3.   Section 61.3 reads as follows:“(a) For the purpose of Section 23958 of the Alcoholic Beverage Control Act, undue concentration includes, but is not limited to, conditions set forth below:“The applicant premises for an original or premises-to-premises transfer of any retail license are located in a crime reporting district which has a 20% greater number of reported crimes, as defined below, than the average number of reported crimes as determined from all crime reporting districts within the jurisdiction of the local law enforcement agency if the following conditions exist:“(1) As to on-sale retail license applications, the ratio of on-sale retail licenses to population in the census tract or census division in which the applicant premises are located exceeds the ratio of on-sale retail licenses to population in the county in which the applicant premises are located.“(2) As to off-sale retail license applications, the ratio of off-sale retail licenses to population in the census tract or census division in which the applicant premises are located exceeds the ratio of off-sale retail licenses to population in the county in which the applicant premises are located.“Notwithstanding the above, the department may issue a license if the applicant shows that public convenience or necessity would be served by such issuance.“(b) Definition of Terms and Data Sources.   The following definitions and data sources shall govern the construction and application of this rule:“(1) ‘Reporting Districts' mean geographical areas within the boundaries of a single governmental entity (city or the unincorporated area of a county), which reporting districts are identified by the local law enforcement agency in the compilation and maintenance of statistical information on reported crimes and arrests.“(2) ‘Reported Crimes' are the most recent yearly compilation by the local law enforcement agency of reported offenses of criminal homicide, forcible rape, robbery, aggravated assault, burglary, larceny—theft, motor vehicle theft, and such offenses shall be combined with all arrests for other crimes, felonies and misdemeanors, except traffic citations.“(3) ‘Population Within the Census Tract or Census Division’ means the population as determined by the most recent United States decennial or special census.   Such population determination shall not operate to prevent an applicant from establishing that an increase of resident population has occurred within the census tract or census division.“(4) ‘Population in the County’ shall be determined by the annual population estimate for California counties published by the Population Research Unit, State Department of Finance.“(5) ‘Retail Licenses' shall include the following:“(A) Off-sale Retail Licenses:  Types 20 (off-sale beer and wine) and 21 (off-sale general).“(B) On-sale Retail Licenses:  All retail on-sale licenses except Types 43 (on-sale beer and wine for train), 44 (on-sale beer and wine for fishing party boat), 45 (on-sale beer and wine for boat), 46 (on-sale beer and wine for airplane), 53 (on-sale general for train and sleeping car), 54 (on-sale general for boat), 55 (on-sale general for airplane), 56 (on-sale general for vessel of more than 1,000 tons burden), and 62 (on-sale general bona fide public eating place intermittent dockside license for vessels of more than 15,000 tons displacement).“(6) The number of retail licenses in the county shall be determined by the most recent yearly retail license count published by the department in its Procedure Manual, Volume I, P. 2.“This rule does not apply where the premises have been licensed and operated with the same type license within 90 days of the application.”

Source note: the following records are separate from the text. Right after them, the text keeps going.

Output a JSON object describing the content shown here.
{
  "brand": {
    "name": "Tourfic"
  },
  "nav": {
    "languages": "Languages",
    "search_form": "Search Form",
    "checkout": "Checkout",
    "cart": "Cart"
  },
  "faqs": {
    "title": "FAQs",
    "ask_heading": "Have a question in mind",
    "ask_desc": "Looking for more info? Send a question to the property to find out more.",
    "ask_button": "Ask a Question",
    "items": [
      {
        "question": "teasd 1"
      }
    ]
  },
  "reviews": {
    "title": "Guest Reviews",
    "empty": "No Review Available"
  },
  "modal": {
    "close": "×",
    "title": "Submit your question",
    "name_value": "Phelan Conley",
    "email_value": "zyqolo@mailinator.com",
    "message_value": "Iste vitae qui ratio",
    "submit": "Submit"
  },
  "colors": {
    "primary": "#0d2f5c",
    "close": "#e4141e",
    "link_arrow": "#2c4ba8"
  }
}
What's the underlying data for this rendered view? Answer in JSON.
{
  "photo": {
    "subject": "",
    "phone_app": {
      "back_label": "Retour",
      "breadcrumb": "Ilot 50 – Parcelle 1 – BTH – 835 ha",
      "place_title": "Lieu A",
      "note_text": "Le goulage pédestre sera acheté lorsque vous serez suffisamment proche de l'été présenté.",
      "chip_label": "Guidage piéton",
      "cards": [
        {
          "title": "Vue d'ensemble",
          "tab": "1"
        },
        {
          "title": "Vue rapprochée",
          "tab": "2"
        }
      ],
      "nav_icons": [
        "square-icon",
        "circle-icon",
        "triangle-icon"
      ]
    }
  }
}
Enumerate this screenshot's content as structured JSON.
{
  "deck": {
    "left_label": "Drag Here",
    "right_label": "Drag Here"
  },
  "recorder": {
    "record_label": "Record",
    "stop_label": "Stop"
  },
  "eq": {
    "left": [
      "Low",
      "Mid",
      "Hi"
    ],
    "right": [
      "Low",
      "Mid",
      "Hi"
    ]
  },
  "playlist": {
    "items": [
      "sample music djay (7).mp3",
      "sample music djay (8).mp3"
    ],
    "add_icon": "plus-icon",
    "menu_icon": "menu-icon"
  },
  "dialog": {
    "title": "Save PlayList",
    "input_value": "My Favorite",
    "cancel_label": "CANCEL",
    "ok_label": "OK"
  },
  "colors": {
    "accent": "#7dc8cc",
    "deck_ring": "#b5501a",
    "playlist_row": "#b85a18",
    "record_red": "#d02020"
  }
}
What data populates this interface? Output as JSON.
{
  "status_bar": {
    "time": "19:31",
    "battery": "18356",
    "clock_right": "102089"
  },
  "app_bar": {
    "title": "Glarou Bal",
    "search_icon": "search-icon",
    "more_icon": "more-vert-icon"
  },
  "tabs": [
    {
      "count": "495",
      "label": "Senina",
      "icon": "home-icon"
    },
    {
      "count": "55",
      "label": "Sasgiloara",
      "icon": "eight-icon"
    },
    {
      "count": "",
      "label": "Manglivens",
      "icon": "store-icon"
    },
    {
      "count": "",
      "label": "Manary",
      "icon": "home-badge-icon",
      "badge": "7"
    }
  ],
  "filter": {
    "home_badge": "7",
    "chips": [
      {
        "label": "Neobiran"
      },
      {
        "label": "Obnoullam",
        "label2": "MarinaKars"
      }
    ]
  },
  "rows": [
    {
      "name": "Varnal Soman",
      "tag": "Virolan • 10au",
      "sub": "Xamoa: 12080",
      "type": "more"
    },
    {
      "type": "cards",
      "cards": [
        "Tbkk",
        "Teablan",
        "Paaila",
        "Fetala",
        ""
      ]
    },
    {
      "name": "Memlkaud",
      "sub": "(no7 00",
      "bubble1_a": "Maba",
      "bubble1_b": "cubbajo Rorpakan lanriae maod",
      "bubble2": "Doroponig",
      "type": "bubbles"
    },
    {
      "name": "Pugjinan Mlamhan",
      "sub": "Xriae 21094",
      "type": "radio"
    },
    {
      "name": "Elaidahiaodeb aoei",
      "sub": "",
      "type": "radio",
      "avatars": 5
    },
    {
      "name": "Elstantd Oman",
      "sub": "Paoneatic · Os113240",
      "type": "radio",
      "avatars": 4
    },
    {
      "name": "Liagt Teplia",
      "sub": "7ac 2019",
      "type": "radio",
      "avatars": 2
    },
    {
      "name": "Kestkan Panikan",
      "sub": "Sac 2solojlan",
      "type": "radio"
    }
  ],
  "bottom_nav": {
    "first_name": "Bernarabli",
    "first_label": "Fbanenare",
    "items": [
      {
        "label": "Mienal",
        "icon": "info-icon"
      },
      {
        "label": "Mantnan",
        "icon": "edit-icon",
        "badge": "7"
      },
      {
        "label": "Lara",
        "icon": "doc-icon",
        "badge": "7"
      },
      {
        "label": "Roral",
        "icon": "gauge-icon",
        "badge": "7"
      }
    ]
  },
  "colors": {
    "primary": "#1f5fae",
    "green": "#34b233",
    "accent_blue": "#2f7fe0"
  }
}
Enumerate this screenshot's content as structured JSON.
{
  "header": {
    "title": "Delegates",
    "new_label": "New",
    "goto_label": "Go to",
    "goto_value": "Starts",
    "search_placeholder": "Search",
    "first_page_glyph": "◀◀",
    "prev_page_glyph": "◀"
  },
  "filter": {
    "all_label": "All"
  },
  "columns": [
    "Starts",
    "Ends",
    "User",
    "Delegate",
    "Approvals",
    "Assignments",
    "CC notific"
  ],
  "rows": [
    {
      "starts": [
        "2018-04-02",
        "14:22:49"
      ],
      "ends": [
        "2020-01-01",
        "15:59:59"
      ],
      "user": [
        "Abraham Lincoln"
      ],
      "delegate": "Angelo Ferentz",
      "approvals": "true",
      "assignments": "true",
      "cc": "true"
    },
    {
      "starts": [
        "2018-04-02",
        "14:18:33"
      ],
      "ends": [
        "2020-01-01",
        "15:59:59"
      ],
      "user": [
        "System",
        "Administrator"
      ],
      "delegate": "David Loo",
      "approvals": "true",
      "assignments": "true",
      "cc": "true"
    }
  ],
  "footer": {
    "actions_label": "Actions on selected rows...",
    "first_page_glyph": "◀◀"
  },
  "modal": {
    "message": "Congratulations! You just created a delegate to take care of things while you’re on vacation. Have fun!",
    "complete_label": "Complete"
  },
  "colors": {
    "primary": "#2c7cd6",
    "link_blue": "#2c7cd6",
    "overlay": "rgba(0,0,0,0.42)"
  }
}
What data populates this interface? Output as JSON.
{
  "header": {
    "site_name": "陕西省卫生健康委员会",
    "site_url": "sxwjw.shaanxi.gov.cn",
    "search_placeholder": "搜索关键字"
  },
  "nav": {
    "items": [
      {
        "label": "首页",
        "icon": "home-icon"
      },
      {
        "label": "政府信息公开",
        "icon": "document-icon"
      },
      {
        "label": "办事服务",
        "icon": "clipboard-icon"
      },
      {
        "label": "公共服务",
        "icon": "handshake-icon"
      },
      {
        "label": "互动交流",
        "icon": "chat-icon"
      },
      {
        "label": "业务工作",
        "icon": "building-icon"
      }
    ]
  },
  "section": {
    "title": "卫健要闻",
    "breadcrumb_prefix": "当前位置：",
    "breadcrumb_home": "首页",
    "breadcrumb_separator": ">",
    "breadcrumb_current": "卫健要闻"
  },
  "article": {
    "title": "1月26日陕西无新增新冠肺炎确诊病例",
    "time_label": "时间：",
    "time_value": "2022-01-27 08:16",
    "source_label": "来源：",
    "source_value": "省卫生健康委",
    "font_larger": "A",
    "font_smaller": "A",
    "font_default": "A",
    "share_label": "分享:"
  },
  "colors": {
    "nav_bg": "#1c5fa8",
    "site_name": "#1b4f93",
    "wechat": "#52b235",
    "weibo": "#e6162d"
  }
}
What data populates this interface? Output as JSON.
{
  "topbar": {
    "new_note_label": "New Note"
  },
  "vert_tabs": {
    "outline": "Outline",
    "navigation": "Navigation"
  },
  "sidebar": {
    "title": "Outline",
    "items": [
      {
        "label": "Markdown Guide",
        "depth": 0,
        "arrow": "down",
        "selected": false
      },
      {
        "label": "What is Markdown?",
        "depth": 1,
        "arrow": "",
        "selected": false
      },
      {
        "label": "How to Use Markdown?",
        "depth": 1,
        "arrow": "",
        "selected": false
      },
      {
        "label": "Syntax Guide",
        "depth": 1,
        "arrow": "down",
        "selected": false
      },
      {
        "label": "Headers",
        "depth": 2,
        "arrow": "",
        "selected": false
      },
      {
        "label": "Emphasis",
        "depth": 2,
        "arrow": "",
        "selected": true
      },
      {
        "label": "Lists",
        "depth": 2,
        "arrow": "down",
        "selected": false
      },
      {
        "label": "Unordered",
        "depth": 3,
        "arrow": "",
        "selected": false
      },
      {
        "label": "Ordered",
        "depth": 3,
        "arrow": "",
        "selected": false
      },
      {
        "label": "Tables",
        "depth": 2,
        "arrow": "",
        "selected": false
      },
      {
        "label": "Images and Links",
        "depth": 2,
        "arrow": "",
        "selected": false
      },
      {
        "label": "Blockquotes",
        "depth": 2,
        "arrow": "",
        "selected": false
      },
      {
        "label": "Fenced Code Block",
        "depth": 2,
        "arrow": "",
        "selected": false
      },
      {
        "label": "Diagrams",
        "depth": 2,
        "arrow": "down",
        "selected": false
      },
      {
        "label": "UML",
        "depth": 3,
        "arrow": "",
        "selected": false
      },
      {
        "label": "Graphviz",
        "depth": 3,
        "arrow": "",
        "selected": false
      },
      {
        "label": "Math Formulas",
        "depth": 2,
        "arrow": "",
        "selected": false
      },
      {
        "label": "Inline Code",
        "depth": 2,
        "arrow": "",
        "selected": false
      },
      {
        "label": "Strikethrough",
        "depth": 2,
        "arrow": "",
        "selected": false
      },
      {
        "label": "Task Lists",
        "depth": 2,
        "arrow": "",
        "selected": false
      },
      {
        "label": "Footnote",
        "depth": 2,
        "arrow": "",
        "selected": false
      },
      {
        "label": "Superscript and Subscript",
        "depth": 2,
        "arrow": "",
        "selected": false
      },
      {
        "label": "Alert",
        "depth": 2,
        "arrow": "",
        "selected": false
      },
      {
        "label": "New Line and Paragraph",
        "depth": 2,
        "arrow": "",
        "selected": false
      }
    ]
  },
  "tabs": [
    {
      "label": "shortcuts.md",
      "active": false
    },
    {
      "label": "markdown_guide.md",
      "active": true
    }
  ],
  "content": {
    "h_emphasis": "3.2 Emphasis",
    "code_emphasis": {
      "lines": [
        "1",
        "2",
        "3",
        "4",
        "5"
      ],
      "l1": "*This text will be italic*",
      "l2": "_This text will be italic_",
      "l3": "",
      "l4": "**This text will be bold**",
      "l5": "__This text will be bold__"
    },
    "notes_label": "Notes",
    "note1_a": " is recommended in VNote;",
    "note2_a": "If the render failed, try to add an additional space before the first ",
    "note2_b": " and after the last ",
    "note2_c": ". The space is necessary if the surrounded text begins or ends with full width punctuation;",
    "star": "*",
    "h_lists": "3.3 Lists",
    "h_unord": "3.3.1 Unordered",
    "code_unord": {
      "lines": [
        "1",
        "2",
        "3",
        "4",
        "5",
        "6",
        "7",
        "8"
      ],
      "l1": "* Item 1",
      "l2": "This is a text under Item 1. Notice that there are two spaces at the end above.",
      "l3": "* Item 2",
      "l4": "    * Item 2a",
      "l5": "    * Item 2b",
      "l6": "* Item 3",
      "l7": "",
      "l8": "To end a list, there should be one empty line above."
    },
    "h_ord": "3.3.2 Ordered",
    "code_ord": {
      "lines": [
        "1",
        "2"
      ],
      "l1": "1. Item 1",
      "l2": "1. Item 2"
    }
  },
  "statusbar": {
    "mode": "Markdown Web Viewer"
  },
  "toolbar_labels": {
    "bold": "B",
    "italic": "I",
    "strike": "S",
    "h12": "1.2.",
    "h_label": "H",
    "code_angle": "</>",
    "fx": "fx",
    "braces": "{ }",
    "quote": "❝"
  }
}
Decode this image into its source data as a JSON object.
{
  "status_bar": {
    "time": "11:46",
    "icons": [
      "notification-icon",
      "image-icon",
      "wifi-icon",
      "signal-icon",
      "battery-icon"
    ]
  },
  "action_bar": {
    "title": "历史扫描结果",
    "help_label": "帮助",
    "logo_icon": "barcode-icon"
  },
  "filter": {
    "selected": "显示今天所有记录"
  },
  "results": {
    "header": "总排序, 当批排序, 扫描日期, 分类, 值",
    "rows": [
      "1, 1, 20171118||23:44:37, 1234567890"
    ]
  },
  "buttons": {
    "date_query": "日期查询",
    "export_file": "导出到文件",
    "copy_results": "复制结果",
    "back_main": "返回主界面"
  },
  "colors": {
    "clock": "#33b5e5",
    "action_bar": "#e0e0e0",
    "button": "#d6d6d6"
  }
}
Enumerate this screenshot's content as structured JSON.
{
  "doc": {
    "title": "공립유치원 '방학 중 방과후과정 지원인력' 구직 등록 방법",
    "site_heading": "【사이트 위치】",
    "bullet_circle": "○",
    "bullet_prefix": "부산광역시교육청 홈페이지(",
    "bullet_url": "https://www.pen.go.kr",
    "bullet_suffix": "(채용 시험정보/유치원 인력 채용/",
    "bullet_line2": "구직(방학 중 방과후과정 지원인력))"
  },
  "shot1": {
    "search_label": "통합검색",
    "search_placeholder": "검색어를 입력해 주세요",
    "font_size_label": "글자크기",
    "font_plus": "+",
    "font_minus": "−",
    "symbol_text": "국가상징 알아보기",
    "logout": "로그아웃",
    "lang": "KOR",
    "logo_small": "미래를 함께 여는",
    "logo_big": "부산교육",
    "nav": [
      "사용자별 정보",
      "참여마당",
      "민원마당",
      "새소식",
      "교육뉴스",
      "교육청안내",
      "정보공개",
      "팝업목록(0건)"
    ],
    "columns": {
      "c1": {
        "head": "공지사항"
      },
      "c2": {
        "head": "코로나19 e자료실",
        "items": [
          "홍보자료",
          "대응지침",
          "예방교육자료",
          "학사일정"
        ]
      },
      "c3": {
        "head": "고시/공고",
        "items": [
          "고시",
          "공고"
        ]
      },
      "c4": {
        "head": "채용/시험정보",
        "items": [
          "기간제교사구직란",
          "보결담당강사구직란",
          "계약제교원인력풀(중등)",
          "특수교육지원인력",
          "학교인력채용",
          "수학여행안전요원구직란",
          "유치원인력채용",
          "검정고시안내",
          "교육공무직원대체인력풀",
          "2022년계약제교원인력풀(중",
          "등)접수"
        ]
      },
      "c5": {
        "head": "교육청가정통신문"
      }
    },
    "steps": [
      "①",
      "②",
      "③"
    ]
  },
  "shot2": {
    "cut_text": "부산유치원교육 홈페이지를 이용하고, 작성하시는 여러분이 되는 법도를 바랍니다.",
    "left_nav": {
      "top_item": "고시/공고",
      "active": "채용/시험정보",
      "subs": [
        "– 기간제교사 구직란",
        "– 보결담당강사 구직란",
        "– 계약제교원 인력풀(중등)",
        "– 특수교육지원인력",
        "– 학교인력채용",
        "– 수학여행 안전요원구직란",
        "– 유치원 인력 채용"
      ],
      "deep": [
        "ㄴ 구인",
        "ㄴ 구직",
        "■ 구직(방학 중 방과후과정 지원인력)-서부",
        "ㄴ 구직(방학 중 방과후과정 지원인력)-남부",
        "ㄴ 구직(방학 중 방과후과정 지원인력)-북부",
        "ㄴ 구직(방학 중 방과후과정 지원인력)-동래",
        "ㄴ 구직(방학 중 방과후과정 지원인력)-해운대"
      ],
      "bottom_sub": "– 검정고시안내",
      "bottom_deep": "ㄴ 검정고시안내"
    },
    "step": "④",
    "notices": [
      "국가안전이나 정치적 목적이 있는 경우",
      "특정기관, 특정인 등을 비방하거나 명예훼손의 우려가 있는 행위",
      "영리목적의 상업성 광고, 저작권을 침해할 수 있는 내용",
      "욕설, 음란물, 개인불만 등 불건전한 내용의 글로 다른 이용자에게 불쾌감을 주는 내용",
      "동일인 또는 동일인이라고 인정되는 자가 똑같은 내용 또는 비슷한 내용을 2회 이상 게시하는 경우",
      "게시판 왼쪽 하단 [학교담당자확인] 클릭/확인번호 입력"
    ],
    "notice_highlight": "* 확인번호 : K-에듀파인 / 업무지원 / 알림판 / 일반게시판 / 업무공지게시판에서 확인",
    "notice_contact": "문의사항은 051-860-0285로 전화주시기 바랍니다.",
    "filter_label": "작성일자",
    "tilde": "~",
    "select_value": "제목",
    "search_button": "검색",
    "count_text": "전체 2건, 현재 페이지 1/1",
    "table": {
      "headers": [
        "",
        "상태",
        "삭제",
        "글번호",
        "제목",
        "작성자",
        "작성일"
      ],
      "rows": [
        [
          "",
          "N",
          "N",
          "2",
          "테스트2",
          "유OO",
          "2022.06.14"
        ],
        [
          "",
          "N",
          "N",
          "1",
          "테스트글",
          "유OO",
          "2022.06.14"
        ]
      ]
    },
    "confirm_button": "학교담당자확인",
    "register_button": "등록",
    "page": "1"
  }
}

4.   Ten such licenses had been granted as of the date of Applicant's administrative hearing.

5.   Eight licensed premises were located within 1,000 feet of the applicant-premises.   Two of them, each 300 pedestrian feet from those premises, “are ․ small family-type grocery stores,” one of which “specialized in Latin American grocery items, although it does not have as large or varied a selection of Cuban foods as the applicant.”   A third licensee, a large food market, is located just 190 pedestrian feet from the applicant-premises.

GATES, Associate Justice.

COMPTON, Acting P. J., and BEACH, J., concur.